Report: Players Association still considering filing collusion charges against league
In today’s latest sign that a lockout is coming next year and will seriously damage the sport:
The NBA Players Association is still considering filing collusion charges against the owners, according to the Sports Business Journal today. This had been considered before, but it had been quiet, so some thought the issue had been dropped.
What has held them back is that proving collusion in a court of law will be very hard to do. The report notes they almost need a “smoking gun.”
Here’s the facts: Last summer the NBA was warning teams that basketball related revenue was falling and that would mean a drop in the salary cap this summer. The league projections said the cap could drop below $51 million, more likely in the $53 million range, from the $57.7 million it was this season.
Then the salary cap numbers were released for next year, and the salary cap is actually going up to $58 million. That means basketball revenue went up last season.
If you are a member of the Oliver Stone Conspiracy of the Month Club, you would say that the NBA released the possibly dramatically lower revenue and cap numbers to artificially lower salaries. Teams cut spending on players based on those lower projections, saving money on what they would have spent if they knew the cap would be flat or up a little.
Of course, the reality is that a year ago the economy was in much worse shape and now, while we can discuss whether there is a double-dip recession on the horizon or not, things are better than they were. Spending was up.

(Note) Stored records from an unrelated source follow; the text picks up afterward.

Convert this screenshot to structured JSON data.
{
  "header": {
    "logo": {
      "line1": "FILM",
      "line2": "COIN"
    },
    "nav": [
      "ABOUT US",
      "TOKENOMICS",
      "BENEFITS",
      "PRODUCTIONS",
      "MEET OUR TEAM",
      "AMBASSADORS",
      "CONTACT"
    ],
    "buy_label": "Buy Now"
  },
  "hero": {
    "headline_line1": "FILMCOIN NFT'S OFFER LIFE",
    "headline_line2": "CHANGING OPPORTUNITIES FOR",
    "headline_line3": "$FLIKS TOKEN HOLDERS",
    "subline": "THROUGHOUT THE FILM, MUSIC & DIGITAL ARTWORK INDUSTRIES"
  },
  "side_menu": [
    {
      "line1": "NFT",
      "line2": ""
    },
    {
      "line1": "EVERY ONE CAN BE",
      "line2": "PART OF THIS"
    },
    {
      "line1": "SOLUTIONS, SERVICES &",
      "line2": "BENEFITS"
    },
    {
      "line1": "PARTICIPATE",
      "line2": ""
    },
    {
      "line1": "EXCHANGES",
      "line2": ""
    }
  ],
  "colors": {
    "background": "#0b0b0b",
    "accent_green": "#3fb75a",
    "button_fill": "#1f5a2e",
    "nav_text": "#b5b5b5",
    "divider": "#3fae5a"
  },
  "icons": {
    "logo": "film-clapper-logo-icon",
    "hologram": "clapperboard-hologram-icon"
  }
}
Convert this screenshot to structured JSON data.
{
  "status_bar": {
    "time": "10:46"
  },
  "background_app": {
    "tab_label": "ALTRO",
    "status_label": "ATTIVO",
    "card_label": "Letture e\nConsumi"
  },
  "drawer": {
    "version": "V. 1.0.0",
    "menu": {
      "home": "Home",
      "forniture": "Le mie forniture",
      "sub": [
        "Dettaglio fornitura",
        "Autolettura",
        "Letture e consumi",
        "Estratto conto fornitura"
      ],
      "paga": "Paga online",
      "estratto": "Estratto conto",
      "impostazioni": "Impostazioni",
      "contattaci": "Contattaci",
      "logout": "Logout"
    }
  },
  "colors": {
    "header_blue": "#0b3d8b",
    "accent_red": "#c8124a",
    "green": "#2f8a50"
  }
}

But NBA officials will tell you that revenue was up because of deep discounts in tickets and other inventive steps taken by the teams during the recession.
After a Board of Governor’s meeting -- the owners -- in Vegas last week, David Stern said they still lost $370 million last year.
Here’s what all this really means for fans: The owners are still very set on changing the economic structure of the game with the new Collective Bargaining Agreement. They want shorter contracts, non-guaranteed contracts, they want to bring down the money spent on deals. The players see the revenue numbers go up and think collusion.
We are headed for a lockout people. And nobody seems to think there is a way to stop this train wreck.